[[ MATERIAL FOR THIS EXERCISE, beginning ]]

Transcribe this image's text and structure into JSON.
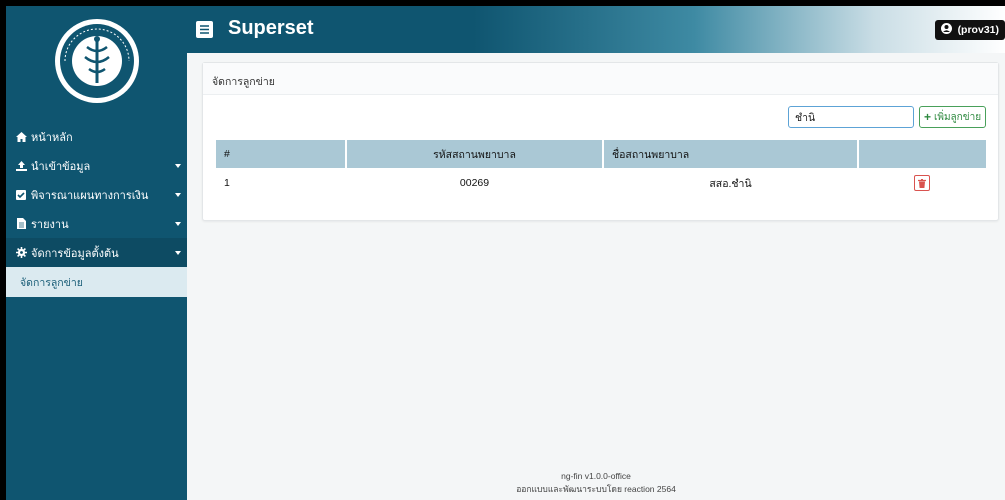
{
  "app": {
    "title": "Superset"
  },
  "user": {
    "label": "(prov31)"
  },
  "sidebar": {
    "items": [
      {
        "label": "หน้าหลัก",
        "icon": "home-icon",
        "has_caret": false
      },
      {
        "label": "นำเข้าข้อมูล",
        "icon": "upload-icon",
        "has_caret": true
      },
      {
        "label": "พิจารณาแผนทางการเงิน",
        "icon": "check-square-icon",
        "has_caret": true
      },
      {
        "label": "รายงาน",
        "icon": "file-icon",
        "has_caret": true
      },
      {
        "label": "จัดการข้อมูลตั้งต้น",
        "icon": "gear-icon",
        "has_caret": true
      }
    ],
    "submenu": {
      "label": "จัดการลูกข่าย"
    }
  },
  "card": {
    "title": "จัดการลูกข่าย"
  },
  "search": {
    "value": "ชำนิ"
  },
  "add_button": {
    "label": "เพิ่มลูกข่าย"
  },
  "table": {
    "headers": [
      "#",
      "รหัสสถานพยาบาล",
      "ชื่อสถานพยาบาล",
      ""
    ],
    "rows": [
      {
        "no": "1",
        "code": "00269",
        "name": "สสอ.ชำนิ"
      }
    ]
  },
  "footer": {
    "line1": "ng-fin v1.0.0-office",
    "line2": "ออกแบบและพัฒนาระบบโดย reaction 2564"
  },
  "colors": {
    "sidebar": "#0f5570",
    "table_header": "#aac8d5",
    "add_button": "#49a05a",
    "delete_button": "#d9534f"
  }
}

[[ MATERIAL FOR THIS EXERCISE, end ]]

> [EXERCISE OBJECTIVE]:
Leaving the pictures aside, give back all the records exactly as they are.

> [YOUR SOLUTION]:
Transcribe this image's text and structure into JSON.
{
  "app": {
    "title": "Superset"
  },
  "user": {
    "label": "(prov31)"
  },
  "sidebar": {
    "items": [
      {
        "label": "หน้าหลัก",
        "icon": "home-icon",
        "has_caret": false
      },
      {
        "label": "นำเข้าข้อมูล",
        "icon": "upload-icon",
        "has_caret": true
      },
      {
        "label": "พิจารณาแผนทางการเงิน",
        "icon": "check-square-icon",
        "has_caret": true
      },
      {
        "label": "รายงาน",
        "icon": "file-icon",
        "has_caret": true
      },
      {
        "label": "จัดการข้อมูลตั้งต้น",
        "icon": "gear-icon",
        "has_caret": true
      }
    ],
    "submenu": {
      "label": "จัดการลูกข่าย"
    }
  },
  "card": {
    "title": "จัดการลูกข่าย"
  },
  "search": {
    "value": "ชำนิ"
  },
  "add_button": {
    "label": "เพิ่มลูกข่าย"
  },
  "table": {
    "headers": [
      "#",
      "รหัสสถานพยาบาล",
      "ชื่อสถานพยาบาล",
      ""
    ],
    "rows": [
      {
        "no": "1",
        "code": "00269",
        "name": "สสอ.ชำนิ"
      }
    ]
  },
  "footer": {
    "line1": "ng-fin v1.0.0-office",
    "line2": "ออกแบบและพัฒนาระบบโดย reaction 2564"
  },
  "colors": {
    "sidebar": "#0f5570",
    "table_header": "#aac8d5",
    "add_button": "#49a05a",
    "delete_button": "#d9534f"
  }
}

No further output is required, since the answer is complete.